    The vitamin B6-responsive disorders (B6RDs) are a clinically and genetically heterogeneous group of rare, autosomal recessive conditions (Clayton, 2006) with the hallmark feature of seizures uniquely responsive to treatment by the B6 vitamers pyridoxine and/or pyridoxal-5′-phosphate (PLP) (Baumgartner-Sigl et al., 2007; Basura et al., 2009). PLP is a cofactor for over 160 distinct catalytic functions (Percudani and Peracchi, 2009), including enzymes involved in glucose, lipid and amino acid metabolism (John, 1995; Percudani and Peracchi, 2003; Eliot and Kirsch, 2004), and for the synthesis of neurotransmitters, making it an essential vitamer for normal brain function (Surtees et al., 2006).

  3. Pyridoxine-dependent epilepsy in zebrafish caused by Aldh7a1 deficiency


    PYROXIDINE-DEPENDENT epilepsy (PDE, MIM #266100) is a rare autosomal recessively inherited metabolic disease (Gospe 2017) in which intractable and recurrent neonatal or infantile seizures are alleviated uniquely by high doses of pyridoxine (Pyr, vitamin B6) or pyridoxal 5′-phosphate (PLP) (Baxter 2001; Mills et al. 2006; Stockler et al. 2011). When untreated, PDE can lead to death, usually of status epilepticus (Gospe 2017). This condition is caused by mutations in the lysine degradation gene ALDH7A1 (Mills et al. 2006) that encodes α-aminoadipic-semialdehyde-dehydrogenase, which is also known as “Antiquitin” (Lee et al. 1994) due to its remarkable level of conservation through evolution (Supplemental Material, Figure S1). Loss of ALDH7A1 enzyme function leads to the pathogenic accumulation of the lysine intermediates aminoadipate semialdehyde (AASA) and its cyclic equilibrium form piperideine 6-carboxylate (P6C) in tissues including the central nervous system (CNS) [4] (Figure 1). P6C has been shown to react with and inactivate PLP (the active form of vitamin B6), a cofactor for over 140 enzymes including those involved in neurotransmission (Percudani and Peracchi 2003). It is thus hypothesized that the local or global depletion of PLP results in the Pyr-dependent seizures (Clayton 2006), possibly via disturbance of the PLP-dependent biosynthesis of γ-aminobutyric acid (GABA), the main cerebral inhibitory neurotransmitter.
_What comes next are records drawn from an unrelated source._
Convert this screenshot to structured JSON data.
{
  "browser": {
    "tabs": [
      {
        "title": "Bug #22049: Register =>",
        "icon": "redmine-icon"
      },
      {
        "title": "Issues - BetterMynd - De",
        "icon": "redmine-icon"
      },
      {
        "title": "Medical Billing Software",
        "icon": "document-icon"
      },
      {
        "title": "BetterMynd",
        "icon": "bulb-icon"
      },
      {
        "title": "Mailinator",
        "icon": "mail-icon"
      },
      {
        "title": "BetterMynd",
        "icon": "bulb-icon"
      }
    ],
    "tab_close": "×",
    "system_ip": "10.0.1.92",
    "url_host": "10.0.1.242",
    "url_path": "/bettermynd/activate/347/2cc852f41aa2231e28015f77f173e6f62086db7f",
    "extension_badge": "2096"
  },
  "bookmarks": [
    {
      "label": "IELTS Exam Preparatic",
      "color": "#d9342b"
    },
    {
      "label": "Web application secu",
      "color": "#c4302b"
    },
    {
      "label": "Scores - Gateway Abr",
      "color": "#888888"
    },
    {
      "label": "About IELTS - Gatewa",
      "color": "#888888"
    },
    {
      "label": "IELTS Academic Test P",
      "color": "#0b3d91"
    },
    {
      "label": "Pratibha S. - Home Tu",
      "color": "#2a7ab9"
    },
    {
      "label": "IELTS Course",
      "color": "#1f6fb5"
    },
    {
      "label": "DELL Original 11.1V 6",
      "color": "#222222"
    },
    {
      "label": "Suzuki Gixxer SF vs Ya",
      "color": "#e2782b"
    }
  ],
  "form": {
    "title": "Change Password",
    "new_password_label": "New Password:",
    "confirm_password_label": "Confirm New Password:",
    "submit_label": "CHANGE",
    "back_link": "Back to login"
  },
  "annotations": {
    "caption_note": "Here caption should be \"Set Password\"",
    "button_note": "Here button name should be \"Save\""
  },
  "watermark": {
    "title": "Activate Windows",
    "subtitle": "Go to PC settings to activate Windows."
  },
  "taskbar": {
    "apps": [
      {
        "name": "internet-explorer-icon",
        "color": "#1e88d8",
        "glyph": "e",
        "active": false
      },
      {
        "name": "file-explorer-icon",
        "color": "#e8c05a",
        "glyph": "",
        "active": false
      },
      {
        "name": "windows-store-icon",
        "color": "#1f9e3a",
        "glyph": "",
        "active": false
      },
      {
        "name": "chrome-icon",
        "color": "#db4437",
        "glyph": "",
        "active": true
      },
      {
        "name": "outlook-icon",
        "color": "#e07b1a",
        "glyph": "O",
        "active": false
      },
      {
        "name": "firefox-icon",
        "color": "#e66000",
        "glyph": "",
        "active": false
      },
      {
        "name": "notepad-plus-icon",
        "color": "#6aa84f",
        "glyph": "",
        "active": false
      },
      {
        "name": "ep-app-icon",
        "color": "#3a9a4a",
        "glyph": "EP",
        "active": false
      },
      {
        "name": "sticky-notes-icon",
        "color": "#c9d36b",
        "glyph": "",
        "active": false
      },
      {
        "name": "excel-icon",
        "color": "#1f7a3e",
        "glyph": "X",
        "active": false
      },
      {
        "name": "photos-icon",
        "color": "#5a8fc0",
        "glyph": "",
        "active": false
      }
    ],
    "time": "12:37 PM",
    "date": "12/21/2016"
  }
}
So far, clinical data from cerebrospinal fluid (CSF) measurements of these compounds were inconclusive and the pathophysiology of PDE remains to be fully elucidated.